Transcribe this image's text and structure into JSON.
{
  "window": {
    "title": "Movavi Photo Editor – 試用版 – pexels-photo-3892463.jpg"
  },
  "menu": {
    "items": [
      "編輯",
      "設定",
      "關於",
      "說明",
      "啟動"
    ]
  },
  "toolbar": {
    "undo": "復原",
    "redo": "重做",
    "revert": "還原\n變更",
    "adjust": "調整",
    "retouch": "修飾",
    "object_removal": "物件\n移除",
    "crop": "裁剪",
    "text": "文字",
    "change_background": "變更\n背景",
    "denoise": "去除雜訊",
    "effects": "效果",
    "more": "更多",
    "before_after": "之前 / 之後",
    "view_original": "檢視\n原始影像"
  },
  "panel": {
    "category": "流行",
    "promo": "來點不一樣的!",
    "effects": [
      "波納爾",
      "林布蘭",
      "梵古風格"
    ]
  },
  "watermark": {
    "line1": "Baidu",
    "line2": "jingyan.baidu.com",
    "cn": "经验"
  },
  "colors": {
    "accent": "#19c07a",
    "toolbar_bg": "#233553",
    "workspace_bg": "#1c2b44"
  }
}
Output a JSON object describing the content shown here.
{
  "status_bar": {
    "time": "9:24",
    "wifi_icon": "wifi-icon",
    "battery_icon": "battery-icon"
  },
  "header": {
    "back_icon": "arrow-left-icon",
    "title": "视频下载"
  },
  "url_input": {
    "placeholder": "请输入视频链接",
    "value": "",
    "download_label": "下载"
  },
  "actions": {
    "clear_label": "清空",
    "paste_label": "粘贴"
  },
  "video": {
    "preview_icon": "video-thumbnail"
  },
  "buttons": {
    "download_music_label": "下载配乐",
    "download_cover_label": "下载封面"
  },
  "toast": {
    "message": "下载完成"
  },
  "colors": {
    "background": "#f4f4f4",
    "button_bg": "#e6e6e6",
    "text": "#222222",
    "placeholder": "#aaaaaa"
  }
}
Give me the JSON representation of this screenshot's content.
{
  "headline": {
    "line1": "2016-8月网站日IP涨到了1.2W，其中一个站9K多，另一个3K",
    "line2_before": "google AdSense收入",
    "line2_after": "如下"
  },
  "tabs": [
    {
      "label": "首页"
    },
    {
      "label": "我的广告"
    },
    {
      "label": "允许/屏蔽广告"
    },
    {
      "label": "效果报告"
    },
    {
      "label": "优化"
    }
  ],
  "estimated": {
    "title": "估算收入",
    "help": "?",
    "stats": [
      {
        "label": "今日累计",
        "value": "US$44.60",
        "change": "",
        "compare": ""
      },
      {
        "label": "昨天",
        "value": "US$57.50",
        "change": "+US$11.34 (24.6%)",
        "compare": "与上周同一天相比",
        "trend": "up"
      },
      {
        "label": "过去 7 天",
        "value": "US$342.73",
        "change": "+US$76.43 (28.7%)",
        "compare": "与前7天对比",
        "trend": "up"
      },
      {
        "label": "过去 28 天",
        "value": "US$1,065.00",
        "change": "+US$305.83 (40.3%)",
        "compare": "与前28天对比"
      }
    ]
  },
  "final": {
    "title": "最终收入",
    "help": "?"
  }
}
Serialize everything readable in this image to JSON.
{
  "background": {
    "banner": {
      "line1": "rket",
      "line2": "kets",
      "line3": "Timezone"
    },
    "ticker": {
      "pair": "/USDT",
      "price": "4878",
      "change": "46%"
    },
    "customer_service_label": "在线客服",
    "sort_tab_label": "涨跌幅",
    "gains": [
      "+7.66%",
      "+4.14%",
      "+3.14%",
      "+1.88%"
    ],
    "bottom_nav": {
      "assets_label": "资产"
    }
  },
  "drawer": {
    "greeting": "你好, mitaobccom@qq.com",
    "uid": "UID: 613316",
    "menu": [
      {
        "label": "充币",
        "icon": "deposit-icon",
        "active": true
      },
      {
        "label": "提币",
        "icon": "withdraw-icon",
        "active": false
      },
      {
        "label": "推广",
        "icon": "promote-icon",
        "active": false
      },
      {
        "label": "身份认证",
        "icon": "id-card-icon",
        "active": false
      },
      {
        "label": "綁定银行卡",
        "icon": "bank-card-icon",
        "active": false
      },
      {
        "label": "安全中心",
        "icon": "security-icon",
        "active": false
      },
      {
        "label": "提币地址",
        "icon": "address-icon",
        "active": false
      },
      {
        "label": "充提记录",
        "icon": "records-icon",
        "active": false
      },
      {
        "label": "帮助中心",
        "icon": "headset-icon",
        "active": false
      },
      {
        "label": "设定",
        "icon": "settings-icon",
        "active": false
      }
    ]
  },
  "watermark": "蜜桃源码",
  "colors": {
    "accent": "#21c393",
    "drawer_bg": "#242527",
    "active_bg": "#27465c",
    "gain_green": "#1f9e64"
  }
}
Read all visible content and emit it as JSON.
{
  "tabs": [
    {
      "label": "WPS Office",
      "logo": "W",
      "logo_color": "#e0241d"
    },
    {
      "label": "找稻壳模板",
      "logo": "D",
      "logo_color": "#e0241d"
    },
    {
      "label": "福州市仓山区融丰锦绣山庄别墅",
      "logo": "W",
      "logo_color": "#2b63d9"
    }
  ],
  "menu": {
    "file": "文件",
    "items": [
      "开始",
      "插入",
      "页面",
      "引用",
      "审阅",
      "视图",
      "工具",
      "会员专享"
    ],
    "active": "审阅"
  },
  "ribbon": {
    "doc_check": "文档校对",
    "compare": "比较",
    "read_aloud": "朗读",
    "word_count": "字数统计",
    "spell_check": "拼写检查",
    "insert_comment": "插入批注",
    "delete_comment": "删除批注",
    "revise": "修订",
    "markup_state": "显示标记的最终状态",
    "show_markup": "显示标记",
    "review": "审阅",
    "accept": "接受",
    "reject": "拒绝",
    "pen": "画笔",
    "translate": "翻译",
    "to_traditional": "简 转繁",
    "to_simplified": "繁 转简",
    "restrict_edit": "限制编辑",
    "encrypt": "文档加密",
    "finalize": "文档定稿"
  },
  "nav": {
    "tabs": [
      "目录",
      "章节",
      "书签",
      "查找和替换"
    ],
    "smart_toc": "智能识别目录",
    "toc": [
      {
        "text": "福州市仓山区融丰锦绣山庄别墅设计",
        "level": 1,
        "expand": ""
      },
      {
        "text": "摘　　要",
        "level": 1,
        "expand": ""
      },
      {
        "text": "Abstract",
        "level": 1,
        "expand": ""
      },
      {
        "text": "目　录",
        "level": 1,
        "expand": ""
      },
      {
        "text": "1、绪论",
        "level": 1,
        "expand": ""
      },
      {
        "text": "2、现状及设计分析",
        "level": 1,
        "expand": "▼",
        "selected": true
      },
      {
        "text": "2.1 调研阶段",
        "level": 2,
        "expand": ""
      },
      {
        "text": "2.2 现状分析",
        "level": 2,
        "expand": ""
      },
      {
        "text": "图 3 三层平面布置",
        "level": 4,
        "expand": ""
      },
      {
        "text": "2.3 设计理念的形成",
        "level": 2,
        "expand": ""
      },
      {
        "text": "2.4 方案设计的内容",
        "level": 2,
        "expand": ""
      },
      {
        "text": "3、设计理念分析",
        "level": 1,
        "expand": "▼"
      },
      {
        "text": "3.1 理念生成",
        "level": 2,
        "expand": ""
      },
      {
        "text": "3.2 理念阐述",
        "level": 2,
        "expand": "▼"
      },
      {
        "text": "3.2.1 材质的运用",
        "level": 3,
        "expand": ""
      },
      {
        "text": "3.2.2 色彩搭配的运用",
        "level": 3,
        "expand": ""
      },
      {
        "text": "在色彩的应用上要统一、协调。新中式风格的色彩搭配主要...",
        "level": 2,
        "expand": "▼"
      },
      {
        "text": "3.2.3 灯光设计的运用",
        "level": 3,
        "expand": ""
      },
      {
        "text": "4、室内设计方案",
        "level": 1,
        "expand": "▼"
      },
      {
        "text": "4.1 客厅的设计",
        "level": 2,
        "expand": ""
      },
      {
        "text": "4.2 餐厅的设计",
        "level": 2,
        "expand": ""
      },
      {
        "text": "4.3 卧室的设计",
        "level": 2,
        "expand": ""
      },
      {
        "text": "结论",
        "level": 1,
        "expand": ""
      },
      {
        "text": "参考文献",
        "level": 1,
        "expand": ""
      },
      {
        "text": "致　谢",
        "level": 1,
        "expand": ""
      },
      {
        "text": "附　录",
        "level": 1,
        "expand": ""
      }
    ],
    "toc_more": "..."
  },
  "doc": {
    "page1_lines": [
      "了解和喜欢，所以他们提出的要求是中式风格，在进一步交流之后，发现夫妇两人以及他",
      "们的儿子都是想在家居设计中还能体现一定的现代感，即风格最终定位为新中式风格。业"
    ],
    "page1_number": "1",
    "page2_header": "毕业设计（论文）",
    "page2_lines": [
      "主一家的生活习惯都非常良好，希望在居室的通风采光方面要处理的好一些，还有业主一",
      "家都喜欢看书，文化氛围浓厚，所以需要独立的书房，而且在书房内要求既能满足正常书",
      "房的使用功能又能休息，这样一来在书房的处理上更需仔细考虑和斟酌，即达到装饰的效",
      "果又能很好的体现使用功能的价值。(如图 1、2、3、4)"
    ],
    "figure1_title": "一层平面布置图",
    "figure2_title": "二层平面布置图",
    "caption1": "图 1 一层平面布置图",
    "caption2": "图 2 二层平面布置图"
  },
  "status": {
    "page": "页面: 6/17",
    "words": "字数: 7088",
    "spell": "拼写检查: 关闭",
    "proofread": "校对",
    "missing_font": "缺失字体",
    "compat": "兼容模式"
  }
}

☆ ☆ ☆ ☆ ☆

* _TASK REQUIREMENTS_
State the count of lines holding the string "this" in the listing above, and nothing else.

* _SOLUTION BELOW_
3